■ Instructions to follow ■
Set down the entries below once more, precisely as they stand.

■ Given records ■

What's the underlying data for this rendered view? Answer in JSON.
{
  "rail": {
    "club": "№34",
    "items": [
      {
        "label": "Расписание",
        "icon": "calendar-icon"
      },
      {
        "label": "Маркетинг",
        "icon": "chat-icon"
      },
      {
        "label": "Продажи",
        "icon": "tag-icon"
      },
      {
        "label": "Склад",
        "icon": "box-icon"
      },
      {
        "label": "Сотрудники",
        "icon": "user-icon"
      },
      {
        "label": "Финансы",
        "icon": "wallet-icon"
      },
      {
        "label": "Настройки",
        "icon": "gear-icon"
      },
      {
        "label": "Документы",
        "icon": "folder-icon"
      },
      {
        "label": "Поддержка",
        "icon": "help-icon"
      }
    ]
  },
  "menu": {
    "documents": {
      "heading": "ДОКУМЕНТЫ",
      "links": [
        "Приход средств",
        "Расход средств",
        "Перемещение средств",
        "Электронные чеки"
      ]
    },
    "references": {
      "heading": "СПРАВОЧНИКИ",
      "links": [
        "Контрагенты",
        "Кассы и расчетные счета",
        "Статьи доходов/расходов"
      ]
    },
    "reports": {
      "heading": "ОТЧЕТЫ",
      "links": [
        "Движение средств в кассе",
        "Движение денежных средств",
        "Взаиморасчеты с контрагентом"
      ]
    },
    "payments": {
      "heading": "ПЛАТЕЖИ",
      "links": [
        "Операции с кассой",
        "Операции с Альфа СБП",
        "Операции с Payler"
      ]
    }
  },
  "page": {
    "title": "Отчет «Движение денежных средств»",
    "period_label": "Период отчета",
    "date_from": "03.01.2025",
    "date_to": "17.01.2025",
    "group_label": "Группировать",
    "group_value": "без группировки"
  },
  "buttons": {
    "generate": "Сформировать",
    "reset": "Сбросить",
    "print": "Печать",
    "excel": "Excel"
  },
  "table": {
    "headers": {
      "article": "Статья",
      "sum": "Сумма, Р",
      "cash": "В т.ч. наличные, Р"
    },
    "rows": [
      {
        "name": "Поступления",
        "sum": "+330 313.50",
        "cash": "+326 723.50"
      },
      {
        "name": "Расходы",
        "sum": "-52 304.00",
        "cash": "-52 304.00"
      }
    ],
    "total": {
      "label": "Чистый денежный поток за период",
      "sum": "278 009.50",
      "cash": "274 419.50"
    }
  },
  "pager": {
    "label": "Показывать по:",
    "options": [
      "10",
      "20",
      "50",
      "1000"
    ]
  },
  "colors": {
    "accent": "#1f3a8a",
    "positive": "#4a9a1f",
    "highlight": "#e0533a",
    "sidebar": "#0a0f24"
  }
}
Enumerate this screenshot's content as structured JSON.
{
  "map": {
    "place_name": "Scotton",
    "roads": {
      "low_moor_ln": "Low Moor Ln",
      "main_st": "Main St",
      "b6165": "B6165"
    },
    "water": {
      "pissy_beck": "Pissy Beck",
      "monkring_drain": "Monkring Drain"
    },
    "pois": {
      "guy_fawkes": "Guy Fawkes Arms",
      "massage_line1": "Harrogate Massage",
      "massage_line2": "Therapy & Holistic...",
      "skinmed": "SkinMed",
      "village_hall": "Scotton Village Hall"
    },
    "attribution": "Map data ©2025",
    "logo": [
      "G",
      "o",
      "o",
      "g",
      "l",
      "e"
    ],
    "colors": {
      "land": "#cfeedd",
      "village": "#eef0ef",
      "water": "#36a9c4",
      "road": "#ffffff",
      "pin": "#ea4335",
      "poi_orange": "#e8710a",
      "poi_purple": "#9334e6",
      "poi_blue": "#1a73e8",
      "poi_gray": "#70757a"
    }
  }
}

■ Task output ■
What's the underlying data for this rendered view? Answer in JSON.
{
  "rail": {
    "club": "№34",
    "items": [
      {
        "label": "Расписание",
        "icon": "calendar-icon"
      },
      {
        "label": "Маркетинг",
        "icon": "chat-icon"
      },
      {
        "label": "Продажи",
        "icon": "tag-icon"
      },
      {
        "label": "Склад",
        "icon": "box-icon"
      },
      {
        "label": "Сотрудники",
        "icon": "user-icon"
      },
      {
        "label": "Финансы",
        "icon": "wallet-icon"
      },
      {
        "label": "Настройки",
        "icon": "gear-icon"
      },
      {
        "label": "Документы",
        "icon": "folder-icon"
      },
      {
        "label": "Поддержка",
        "icon": "help-icon"
      }
    ]
  },
  "menu": {
    "documents": {
      "heading": "ДОКУМЕНТЫ",
      "links": [
        "Приход средств",
        "Расход средств",
        "Перемещение средств",
        "Электронные чеки"
      ]
    },
    "references": {
      "heading": "СПРАВОЧНИКИ",
      "links": [
        "Контрагенты",
        "Кассы и расчетные счета",
        "Статьи доходов/расходов"
      ]
    },
    "reports": {
      "heading": "ОТЧЕТЫ",
      "links": [
        "Движение средств в кассе",
        "Движение денежных средств",
        "Взаиморасчеты с контрагентом"
      ]
    },
    "payments": {
      "heading": "ПЛАТЕЖИ",
      "links": [
        "Операции с кассой",
        "Операции с Альфа СБП",
        "Операции с Payler"
      ]
    }
  },
  "page": {
    "title": "Отчет «Движение денежных средств»",
    "period_label": "Период отчета",
    "date_from": "03.01.2025",
    "date_to": "17.01.2025",
    "group_label": "Группировать",
    "group_value": "без группировки"
  },
  "buttons": {
    "generate": "Сформировать",
    "reset": "Сбросить",
    "print": "Печать",
    "excel": "Excel"
  },
  "table": {
    "headers": {
      "article": "Статья",
      "sum": "Сумма, Р",
      "cash": "В т.ч. наличные, Р"
    },
    "rows": [
      {
        "name": "Поступления",
        "sum": "+330 313.50",
        "cash": "+326 723.50"
      },
      {
        "name": "Расходы",
        "sum": "-52 304.00",
        "cash": "-52 304.00"
      }
    ],
    "total": {
      "label": "Чистый денежный поток за период",
      "sum": "278 009.50",
      "cash": "274 419.50"
    }
  },
  "pager": {
    "label": "Показывать по:",
    "options": [
      "10",
      "20",
      "50",
      "1000"
    ]
  },
  "colors": {
    "accent": "#1f3a8a",
    "positive": "#4a9a1f",
    "highlight": "#e0533a",
    "sidebar": "#0a0f24"
  }
}
Enumerate this screenshot's content as structured JSON.
{
  "map": {
    "place_name": "Scotton",
    "roads": {
      "low_moor_ln": "Low Moor Ln",
      "main_st": "Main St",
      "b6165": "B6165"
    },
    "water": {
      "pissy_beck": "Pissy Beck",
      "monkring_drain": "Monkring Drain"
    },
    "pois": {
      "guy_fawkes": "Guy Fawkes Arms",
      "massage_line1": "Harrogate Massage",
      "massage_line2": "Therapy & Holistic...",
      "skinmed": "SkinMed",
      "village_hall": "Scotton Village Hall"
    },
    "attribution": "Map data ©2025",
    "logo": [
      "G",
      "o",
      "o",
      "g",
      "l",
      "e"
    ],
    "colors": {
      "land": "#cfeedd",
      "village": "#eef0ef",
      "water": "#36a9c4",
      "road": "#ffffff",
      "pin": "#ea4335",
      "poi_orange": "#e8710a",
      "poi_purple": "#9334e6",
      "poi_blue": "#1a73e8",
      "poi_gray": "#70757a"
    }
  }
}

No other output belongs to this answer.